Students gain breadth of knowledge in experimental psychology by taking at least one course outside their primary topic area (e.g., Emotions - Psyc 782, Neuropharmacology - Psci 746, Applied Statistics - Stat 725). In addition, each term the student participates in the instruction and activities associated with the Psychology Department Colloquium Series (790).
Teaching of Psychology
Students in the program take a graduate level course in teaching strategies (e.g., Communication 790, Education 705), which exposes them to different teaching methods and philosophies of education. Subsequently, students teach a full semester undergraduate course in psychology (e.g., Research Methods, Introduction to Neuroscience, Thinking and Making Decisions). The teaching assignment is a mentored experience. Students select a faculty member to serve as a mentor who has experience with the course to be taught. The faculty member will help with early course decisions (e.g., textbook selection; syllabus advice). In addition, the student and mentor routinely touch base during the semester. Fulfilling this requirement will prepare students for teaching in a college/university setting.
Additional Program Requirements
Students are accepted into the doctoral program with a bachelor's degree or a master's degree. Students entering with a B.A. or B.S. complete the requirements for the master's degree before becoming eligible for doctoral candidacy. Students work with an academic advisor who typically also serves as their research supervisor.
Whether working on the master's degree or the doctoral degree requirements, all students prepare a Plan of Study. This plan of study describes the coursework and credits that the student will take and is constructed in consultation with the student's major advisor and program committee members. In addition to the required coursework and research credits, master's students complete a research-based thesis project. Doctoral students complete a major area paper (a critical literature review of theory and research in a chosen area) as well as a research-based dissertation. Details regarding these requirements are provided in the Graduate Student Policies and Procedures Manual.
Applying to the Program
Applications are made online. You can find instructions and more information by visiting the Graduate School. You will need to include transcripts, GRE scores, and three letters of recommendation. Our application deadline is January 15. Admission decisions will be made by mid March.
When making admissions decisions, we consider grades (minimum of 3.0), GRE scores, research experience, letters of recommendation (preferably from faculty who can comment on your research skills and academic potential), and the personal statement. We look favorably on coursework in statistics, research methods, perception, cognitive psychology, and neuroscience. The personal statement should describe your career goals and interests, how your past experiences have prepared you for graduate school, and how you think our doctoral program will help you achieve your goals. Also name the faculty with whom you are interested in working. To learn about our faculty, visit the website links provided below.
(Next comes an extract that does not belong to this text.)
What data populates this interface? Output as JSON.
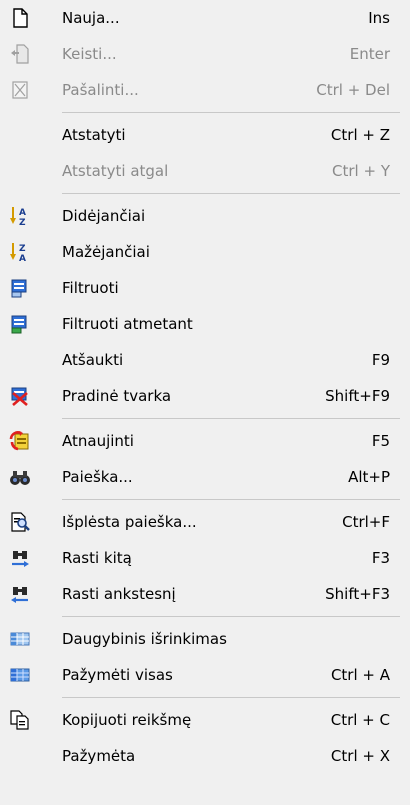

Students with either a bachelor's degree or a master's degree can apply to the program. For students with a master's degree, credit towards the doctorate will depend on whether the degree is in a relevant area and how well previous course work matches with our requirements.
Requirements and Checklists for Visual and Cognitive Neuroscience Program
Primary Visual and Cognitive Neuroscience Faculty
|Ben Balas||High-level vision, face recognition, visual development, ERPs|
|Erin Conwell||Early childhood development|
|Robert Gordon||Attention, scene perception, visual working memory|
|Jeffrey Johnson||Behavior, attention, working memory|
|Linda Langley||Cognitive aging, attention, visual search, cognitive training|
|Mark Nawrot||Visual neuroscience, eye movements, depth perception, visual disorders|
|Mark McCourt||Brightness/lightness perception, spatial attention, multisensory integration|
|Laura Thomas||Links between action and cognition, embodied cognition, attention, eye movements|